What to produce –
Copy all lines below that use the word "templates".
|---|
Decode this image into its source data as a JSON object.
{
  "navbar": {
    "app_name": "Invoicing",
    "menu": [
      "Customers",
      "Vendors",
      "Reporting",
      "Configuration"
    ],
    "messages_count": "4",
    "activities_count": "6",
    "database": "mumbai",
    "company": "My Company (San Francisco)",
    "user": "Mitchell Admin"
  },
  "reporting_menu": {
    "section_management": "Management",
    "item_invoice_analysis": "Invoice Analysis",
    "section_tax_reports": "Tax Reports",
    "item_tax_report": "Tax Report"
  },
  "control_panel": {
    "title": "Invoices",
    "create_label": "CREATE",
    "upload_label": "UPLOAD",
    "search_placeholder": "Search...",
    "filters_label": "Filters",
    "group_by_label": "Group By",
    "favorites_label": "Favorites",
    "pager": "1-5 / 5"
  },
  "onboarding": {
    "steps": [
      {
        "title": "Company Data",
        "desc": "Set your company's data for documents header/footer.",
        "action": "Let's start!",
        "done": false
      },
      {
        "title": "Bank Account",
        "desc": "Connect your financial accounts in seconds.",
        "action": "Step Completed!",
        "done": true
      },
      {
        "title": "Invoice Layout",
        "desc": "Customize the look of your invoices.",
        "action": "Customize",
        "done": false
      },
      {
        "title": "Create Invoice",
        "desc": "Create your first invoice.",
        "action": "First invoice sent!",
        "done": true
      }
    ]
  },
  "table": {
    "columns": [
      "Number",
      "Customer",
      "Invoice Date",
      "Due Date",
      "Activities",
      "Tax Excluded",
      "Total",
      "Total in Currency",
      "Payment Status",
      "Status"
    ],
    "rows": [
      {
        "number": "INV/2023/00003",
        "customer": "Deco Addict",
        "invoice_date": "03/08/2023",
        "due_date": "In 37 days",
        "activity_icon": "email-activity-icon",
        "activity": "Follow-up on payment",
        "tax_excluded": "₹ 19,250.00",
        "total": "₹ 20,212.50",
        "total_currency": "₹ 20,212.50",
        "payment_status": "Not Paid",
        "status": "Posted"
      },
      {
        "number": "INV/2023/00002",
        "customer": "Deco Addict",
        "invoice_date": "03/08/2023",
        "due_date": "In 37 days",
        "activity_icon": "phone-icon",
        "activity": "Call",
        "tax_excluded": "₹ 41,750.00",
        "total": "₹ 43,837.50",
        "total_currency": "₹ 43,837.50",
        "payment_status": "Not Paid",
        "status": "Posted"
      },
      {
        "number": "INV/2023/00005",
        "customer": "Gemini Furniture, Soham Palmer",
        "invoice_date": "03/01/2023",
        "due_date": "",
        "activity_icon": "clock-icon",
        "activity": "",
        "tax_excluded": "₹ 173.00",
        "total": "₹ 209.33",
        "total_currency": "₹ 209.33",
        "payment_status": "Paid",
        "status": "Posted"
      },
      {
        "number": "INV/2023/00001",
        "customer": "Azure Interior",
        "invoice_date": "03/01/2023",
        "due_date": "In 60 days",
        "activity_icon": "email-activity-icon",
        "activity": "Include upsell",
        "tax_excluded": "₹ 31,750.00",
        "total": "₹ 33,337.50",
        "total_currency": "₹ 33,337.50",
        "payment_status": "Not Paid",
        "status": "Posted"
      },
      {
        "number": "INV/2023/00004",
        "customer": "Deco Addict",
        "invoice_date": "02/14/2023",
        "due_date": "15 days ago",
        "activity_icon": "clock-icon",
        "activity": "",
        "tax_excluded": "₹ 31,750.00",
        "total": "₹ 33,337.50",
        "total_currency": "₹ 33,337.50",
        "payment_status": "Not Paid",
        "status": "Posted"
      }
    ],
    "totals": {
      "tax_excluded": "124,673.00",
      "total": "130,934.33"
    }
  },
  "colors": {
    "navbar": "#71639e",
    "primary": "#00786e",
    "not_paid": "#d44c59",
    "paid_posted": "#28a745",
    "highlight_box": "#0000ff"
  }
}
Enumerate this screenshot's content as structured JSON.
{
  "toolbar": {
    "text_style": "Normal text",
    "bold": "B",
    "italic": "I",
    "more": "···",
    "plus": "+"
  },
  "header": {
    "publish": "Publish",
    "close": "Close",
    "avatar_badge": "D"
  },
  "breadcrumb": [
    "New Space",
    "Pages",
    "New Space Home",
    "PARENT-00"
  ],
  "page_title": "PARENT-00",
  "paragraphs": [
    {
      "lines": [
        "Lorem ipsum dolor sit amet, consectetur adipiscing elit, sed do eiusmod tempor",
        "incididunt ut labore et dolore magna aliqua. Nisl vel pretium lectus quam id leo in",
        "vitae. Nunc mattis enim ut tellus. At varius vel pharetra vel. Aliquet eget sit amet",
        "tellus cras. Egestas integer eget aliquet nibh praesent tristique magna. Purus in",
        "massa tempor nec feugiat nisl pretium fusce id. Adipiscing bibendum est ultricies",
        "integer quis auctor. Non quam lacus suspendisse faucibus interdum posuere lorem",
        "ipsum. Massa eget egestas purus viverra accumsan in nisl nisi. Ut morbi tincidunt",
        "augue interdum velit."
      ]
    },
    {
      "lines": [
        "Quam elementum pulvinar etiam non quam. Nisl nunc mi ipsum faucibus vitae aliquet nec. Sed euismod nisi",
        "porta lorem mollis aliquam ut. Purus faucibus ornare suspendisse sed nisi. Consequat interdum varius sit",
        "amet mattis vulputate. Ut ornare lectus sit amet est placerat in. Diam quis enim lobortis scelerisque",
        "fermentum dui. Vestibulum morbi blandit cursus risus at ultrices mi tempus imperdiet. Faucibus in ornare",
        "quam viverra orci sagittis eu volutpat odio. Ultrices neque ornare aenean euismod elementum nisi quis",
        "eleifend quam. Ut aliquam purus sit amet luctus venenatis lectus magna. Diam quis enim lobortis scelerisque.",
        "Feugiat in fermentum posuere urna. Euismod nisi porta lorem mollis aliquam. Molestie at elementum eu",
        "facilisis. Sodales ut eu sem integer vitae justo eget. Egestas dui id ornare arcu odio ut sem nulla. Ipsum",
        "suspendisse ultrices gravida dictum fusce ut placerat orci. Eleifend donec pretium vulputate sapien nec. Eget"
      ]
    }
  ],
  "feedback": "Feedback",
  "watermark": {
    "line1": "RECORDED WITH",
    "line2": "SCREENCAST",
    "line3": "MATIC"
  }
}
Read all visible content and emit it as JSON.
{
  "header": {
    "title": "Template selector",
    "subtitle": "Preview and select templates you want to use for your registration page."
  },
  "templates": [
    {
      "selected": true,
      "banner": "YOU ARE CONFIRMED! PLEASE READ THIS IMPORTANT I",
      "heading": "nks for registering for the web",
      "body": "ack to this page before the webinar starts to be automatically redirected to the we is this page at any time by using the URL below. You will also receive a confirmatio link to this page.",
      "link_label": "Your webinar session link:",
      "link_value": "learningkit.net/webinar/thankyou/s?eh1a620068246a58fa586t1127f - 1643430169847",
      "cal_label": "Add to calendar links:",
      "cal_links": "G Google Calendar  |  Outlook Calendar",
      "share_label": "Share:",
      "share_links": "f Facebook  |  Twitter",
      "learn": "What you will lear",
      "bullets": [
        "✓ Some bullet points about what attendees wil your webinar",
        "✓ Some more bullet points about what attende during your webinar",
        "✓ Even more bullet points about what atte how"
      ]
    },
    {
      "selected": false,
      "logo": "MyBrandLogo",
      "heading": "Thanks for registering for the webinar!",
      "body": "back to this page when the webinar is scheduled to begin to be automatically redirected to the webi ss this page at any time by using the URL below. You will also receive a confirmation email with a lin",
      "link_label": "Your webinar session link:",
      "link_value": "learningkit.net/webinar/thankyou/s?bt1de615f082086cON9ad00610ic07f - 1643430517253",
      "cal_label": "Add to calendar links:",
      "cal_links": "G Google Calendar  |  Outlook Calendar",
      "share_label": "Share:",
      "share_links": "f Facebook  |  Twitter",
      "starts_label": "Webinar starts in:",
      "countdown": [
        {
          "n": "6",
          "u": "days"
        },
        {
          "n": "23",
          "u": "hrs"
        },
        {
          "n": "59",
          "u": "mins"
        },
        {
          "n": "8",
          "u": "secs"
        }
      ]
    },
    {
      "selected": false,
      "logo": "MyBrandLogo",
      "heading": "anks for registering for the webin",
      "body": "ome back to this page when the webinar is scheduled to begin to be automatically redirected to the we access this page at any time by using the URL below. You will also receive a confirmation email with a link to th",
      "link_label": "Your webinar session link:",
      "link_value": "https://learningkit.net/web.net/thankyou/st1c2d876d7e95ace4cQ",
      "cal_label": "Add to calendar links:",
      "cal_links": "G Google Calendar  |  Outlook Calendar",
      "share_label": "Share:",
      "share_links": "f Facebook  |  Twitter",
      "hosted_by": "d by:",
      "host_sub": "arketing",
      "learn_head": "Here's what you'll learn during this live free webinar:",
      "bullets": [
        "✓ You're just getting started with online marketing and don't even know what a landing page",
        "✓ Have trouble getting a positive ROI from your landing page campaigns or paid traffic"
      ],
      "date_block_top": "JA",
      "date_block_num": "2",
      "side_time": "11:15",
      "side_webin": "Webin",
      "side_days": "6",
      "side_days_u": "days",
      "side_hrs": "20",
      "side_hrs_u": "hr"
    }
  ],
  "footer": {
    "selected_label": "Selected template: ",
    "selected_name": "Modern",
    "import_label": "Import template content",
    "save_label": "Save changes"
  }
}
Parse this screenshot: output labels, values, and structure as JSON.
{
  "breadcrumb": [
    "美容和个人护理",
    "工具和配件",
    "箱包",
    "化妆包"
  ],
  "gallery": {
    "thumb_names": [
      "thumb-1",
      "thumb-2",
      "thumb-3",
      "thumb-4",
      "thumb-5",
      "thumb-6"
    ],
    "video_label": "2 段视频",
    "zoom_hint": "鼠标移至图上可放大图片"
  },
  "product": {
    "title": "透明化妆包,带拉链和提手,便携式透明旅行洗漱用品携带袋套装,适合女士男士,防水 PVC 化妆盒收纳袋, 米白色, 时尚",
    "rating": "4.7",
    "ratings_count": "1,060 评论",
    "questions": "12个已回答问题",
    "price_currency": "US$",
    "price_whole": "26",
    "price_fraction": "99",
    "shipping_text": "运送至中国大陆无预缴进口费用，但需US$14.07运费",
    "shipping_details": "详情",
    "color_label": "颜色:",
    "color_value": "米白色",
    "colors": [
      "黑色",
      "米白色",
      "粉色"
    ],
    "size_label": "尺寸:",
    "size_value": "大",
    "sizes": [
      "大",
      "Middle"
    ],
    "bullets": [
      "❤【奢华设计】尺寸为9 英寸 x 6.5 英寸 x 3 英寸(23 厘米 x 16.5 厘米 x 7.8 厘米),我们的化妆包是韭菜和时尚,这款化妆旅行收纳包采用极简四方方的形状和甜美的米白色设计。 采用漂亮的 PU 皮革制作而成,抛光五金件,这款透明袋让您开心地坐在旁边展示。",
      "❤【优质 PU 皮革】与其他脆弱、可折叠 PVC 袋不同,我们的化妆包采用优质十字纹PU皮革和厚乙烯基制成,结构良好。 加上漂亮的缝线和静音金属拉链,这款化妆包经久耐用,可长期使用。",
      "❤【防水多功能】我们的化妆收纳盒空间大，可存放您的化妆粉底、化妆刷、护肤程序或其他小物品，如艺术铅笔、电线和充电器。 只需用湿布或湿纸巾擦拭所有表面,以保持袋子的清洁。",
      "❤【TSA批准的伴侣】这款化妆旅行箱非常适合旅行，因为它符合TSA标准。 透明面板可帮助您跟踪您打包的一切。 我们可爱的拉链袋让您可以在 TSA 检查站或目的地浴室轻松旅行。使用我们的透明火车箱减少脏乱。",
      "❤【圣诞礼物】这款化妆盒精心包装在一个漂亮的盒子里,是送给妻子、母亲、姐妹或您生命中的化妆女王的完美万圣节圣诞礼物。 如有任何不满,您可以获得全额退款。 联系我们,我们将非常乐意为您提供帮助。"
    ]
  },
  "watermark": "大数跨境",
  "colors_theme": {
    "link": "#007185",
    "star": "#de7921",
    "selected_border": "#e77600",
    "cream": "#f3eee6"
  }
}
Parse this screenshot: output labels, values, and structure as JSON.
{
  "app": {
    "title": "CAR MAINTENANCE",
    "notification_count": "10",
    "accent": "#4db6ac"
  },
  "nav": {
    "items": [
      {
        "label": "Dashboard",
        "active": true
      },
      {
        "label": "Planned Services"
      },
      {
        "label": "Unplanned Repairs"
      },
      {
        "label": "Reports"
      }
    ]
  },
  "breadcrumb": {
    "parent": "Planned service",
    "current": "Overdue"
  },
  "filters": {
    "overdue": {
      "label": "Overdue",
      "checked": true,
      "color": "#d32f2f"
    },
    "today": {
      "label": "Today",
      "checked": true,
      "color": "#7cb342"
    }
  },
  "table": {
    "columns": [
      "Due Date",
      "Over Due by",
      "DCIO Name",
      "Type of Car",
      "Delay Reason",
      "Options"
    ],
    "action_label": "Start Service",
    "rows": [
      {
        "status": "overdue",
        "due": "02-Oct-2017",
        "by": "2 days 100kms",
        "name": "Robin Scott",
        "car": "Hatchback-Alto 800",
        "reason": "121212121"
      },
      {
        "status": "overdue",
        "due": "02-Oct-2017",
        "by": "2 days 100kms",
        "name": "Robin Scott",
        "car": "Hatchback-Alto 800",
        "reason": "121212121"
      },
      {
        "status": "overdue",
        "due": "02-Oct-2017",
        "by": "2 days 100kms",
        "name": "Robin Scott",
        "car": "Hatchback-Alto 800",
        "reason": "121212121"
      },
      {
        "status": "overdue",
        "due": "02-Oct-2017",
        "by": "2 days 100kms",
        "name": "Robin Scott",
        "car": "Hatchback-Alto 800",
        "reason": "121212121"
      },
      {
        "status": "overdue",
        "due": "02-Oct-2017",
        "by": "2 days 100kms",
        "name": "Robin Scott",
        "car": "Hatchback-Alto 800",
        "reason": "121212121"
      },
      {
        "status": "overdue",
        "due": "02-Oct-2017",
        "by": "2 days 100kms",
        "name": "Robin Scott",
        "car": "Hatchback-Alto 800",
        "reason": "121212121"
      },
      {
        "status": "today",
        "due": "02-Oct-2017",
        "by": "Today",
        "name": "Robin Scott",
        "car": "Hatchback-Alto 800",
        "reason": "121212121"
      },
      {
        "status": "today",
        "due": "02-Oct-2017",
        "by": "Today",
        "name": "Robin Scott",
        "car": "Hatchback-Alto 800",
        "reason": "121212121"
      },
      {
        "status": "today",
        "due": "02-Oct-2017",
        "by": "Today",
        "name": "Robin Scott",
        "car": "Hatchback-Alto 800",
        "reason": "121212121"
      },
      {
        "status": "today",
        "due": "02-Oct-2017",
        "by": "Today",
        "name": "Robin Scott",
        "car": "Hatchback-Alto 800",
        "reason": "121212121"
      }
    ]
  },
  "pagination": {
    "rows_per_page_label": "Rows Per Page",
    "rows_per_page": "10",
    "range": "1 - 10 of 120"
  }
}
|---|
Result –
    "subtitle": "Preview and select templates you want to use for your registration page."
  "templates": [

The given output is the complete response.